** WORK TO BE COMPLETED **
Report each line of the entries that includes "highlight" by copying it.

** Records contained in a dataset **
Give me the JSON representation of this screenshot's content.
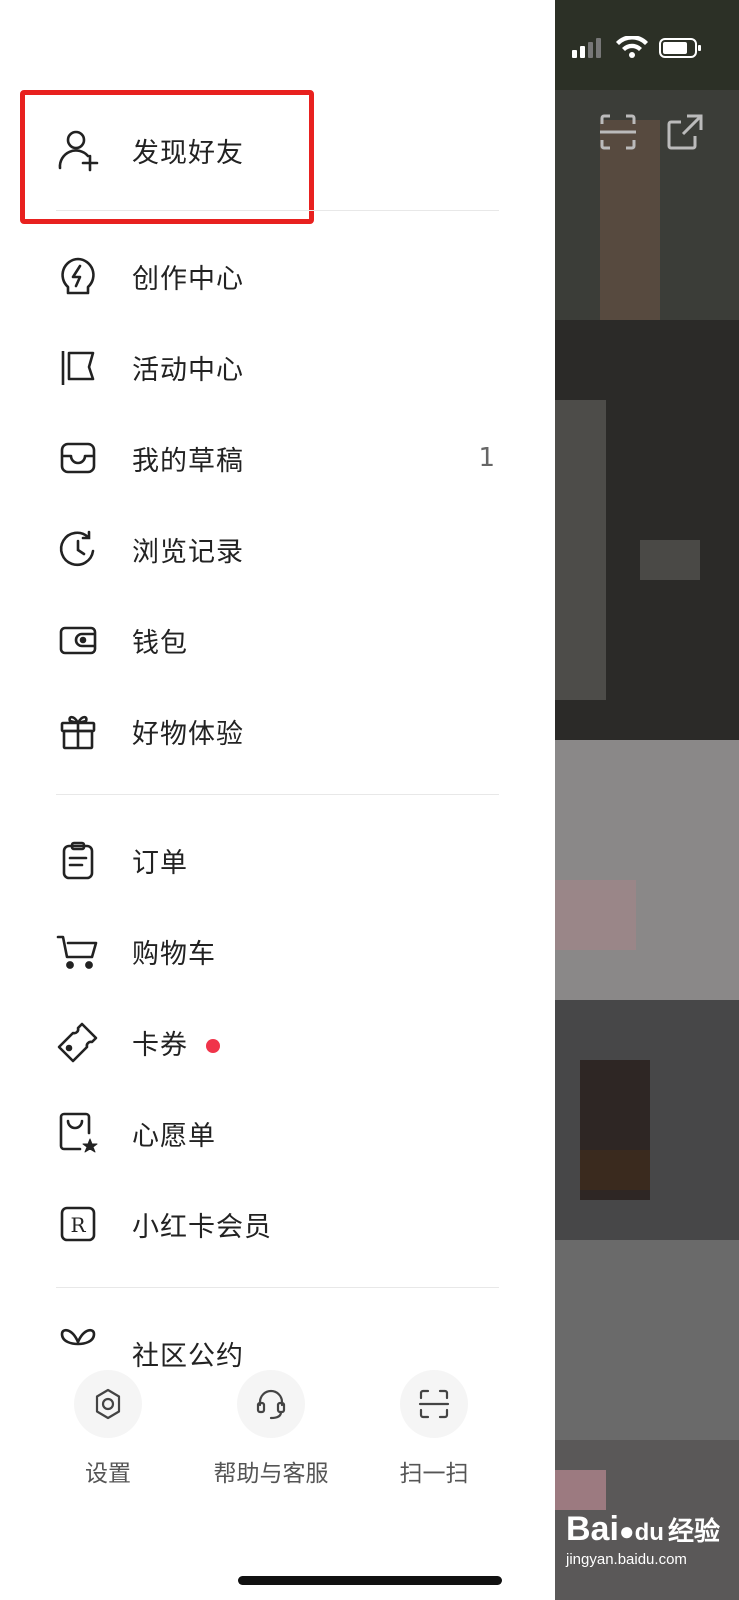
{
  "menu": {
    "find_friends": "发现好友",
    "creator_center": "创作中心",
    "activity_center": "活动中心",
    "drafts": "我的草稿",
    "drafts_count": "1",
    "history": "浏览记录",
    "wallet": "钱包",
    "trial": "好物体验",
    "orders": "订单",
    "cart": "购物车",
    "coupons": "卡券",
    "wishlist": "心愿单",
    "redcard": "小红卡会员",
    "community": "社区公约"
  },
  "bottom": {
    "settings": "设置",
    "help": "帮助与客服",
    "scan": "扫一扫"
  },
  "watermark": {
    "brand": "Bai",
    "brand2": "du",
    "suffix": "经验",
    "url": "jingyan.baidu.com"
  },
  "colors": {
    "highlight": "#e8211f",
    "dot": "#f0344a"
  }
}
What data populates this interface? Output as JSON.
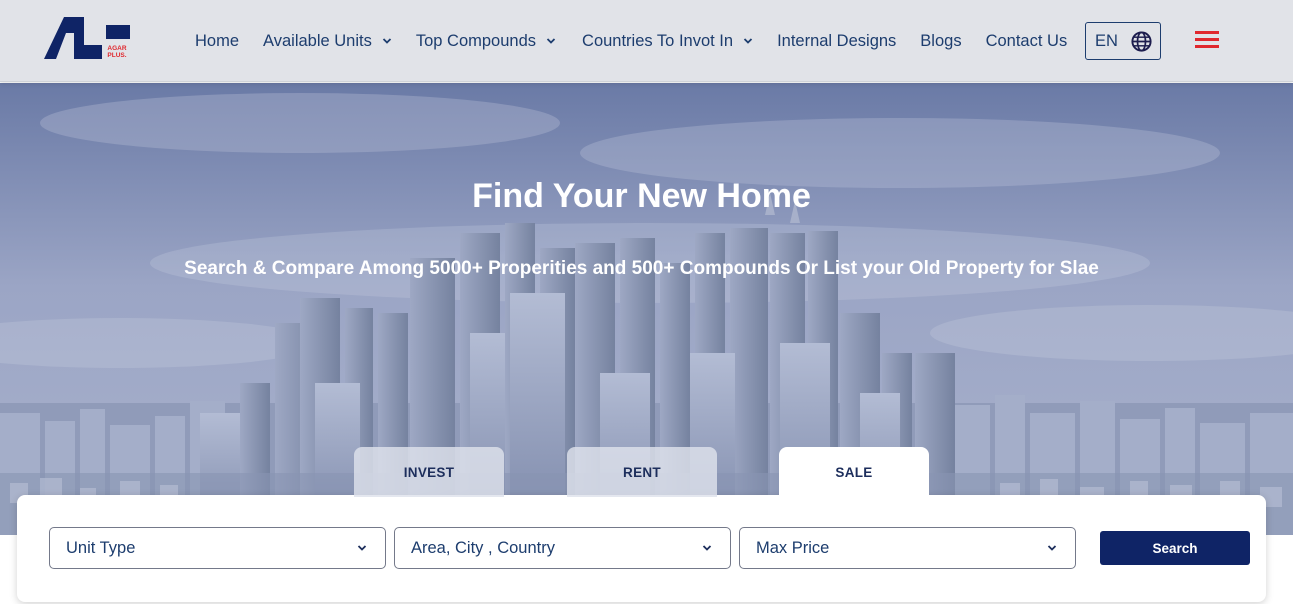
{
  "brand": {
    "logo_text": "AGAR PLUS."
  },
  "nav": {
    "items": [
      {
        "label": "Home",
        "has_dropdown": false
      },
      {
        "label": "Available Units",
        "has_dropdown": true
      },
      {
        "label": "Top Compounds",
        "has_dropdown": true
      },
      {
        "label": "Countries To Invot In",
        "has_dropdown": true
      },
      {
        "label": "Internal Designs",
        "has_dropdown": false
      },
      {
        "label": "Blogs",
        "has_dropdown": false
      },
      {
        "label": "Contact Us",
        "has_dropdown": false
      }
    ],
    "language": "EN",
    "language_icon": "globe-icon",
    "menu_icon": "hamburger-menu-icon"
  },
  "hero": {
    "title": "Find Your New Home",
    "subtitle": "Search & Compare Among 5000+ Properities and 500+ Compounds Or List your Old Property for Slae"
  },
  "tabs": [
    {
      "label": "INVEST",
      "active": false
    },
    {
      "label": "RENT",
      "active": false
    },
    {
      "label": "SALE",
      "active": true
    }
  ],
  "search": {
    "unit_type": "Unit Type",
    "location": "Area, City , Country",
    "max_price": "Max Price",
    "button_label": "Search"
  },
  "colors": {
    "primary": "#0f2466",
    "nav_text": "#1d3d6e",
    "accent_red": "#e0282e",
    "header_bg": "#e1e3e8"
  }
}
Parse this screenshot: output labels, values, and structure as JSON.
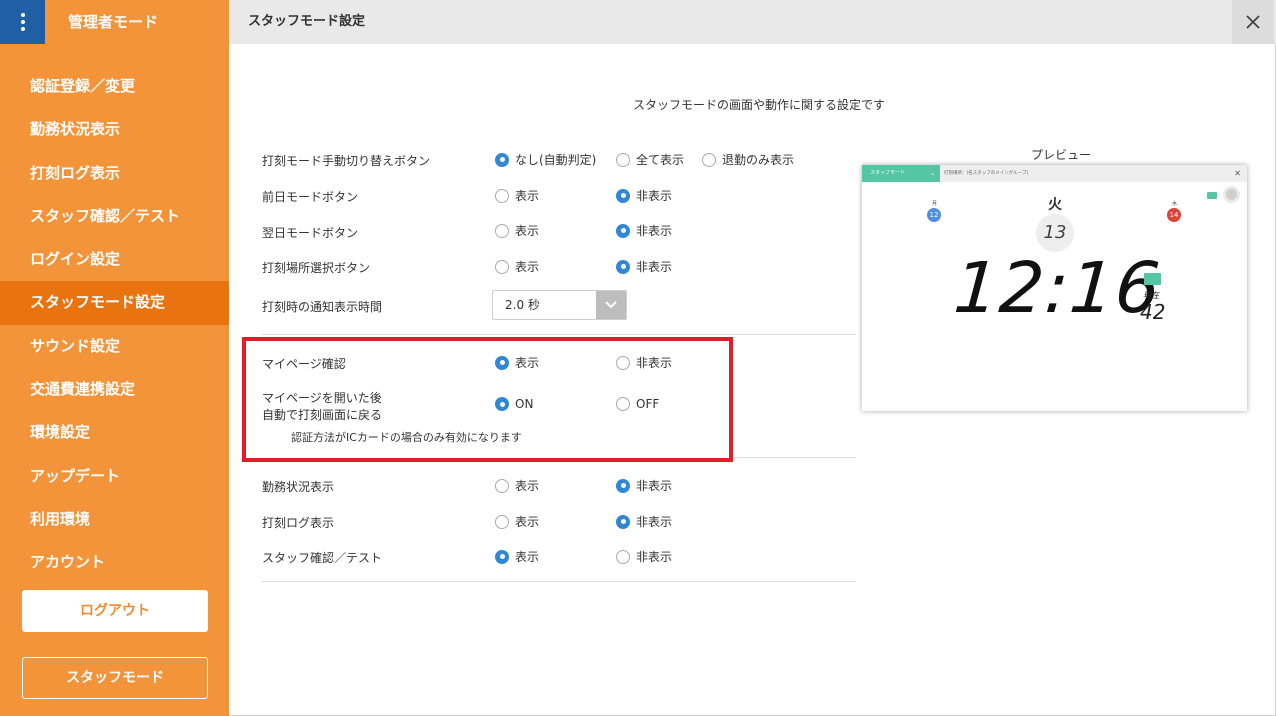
{
  "sidebar": {
    "title": "管理者モード",
    "items": [
      {
        "label": "認証登録／変更"
      },
      {
        "label": "勤務状況表示"
      },
      {
        "label": "打刻ログ表示"
      },
      {
        "label": "スタッフ確認／テスト"
      },
      {
        "label": "ログイン設定"
      },
      {
        "label": "スタッフモード設定"
      },
      {
        "label": "サウンド設定"
      },
      {
        "label": "交通費連携設定"
      },
      {
        "label": "環境設定"
      },
      {
        "label": "アップデート"
      },
      {
        "label": "利用環境"
      },
      {
        "label": "アカウント"
      }
    ],
    "active_index": 5,
    "logout_label": "ログアウト",
    "staff_mode_label": "スタッフモード"
  },
  "header": {
    "title": "スタッフモード設定"
  },
  "main": {
    "description": "スタッフモードの画面や動作に関する設定です",
    "rows": {
      "mode_switch": {
        "label": "打刻モード手動切り替えボタン",
        "options": [
          "なし(自動判定)",
          "全て表示",
          "退勤のみ表示"
        ],
        "selected": 0
      },
      "prev_day": {
        "label": "前日モードボタン",
        "options": [
          "表示",
          "非表示"
        ],
        "selected": 1
      },
      "next_day": {
        "label": "翌日モードボタン",
        "options": [
          "表示",
          "非表示"
        ],
        "selected": 1
      },
      "location": {
        "label": "打刻場所選択ボタン",
        "options": [
          "表示",
          "非表示"
        ],
        "selected": 1
      },
      "notify_time": {
        "label": "打刻時の通知表示時間",
        "value": "2.0 秒"
      },
      "mypage": {
        "label": "マイページ確認",
        "options": [
          "表示",
          "非表示"
        ],
        "selected": 0
      },
      "mypage_return": {
        "label_line1": "マイページを開いた後",
        "label_line2": "自動で打刻画面に戻る",
        "options": [
          "ON",
          "OFF"
        ],
        "selected": 0,
        "note": "認証方法がICカードの場合のみ有効になります"
      },
      "work_status": {
        "label": "勤務状況表示",
        "options": [
          "表示",
          "非表示"
        ],
        "selected": 1
      },
      "punch_log": {
        "label": "打刻ログ表示",
        "options": [
          "表示",
          "非表示"
        ],
        "selected": 1
      },
      "staff_check": {
        "label": "スタッフ確認／テスト",
        "options": [
          "表示",
          "非表示"
        ],
        "selected": 0
      }
    }
  },
  "preview": {
    "label": "プレビュー",
    "mode_label": "スタッフモード",
    "location_text": "打刻場所：(名スタッフのメイングループ)",
    "prev_day_name": "月",
    "prev_day_num": "12",
    "today_name": "火",
    "today_num": "13",
    "next_day_name": "水",
    "next_day_num": "14",
    "time": "12:16",
    "now_label": "現在",
    "seconds": "42",
    "colors": {
      "prev_day": "#4f8fdb",
      "next_day": "#e0423a",
      "accent": "#54c6a3"
    }
  },
  "colors": {
    "sidebar": "#f3933a",
    "sidebar_active": "#e8730f",
    "menu_button": "#1f5fa6",
    "radio_on": "#2f87d6",
    "highlight": "#e21d2a"
  }
}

** TASK ANSWER **
    "highlight": "#e8211f",
    "highlight": "#e21d2a"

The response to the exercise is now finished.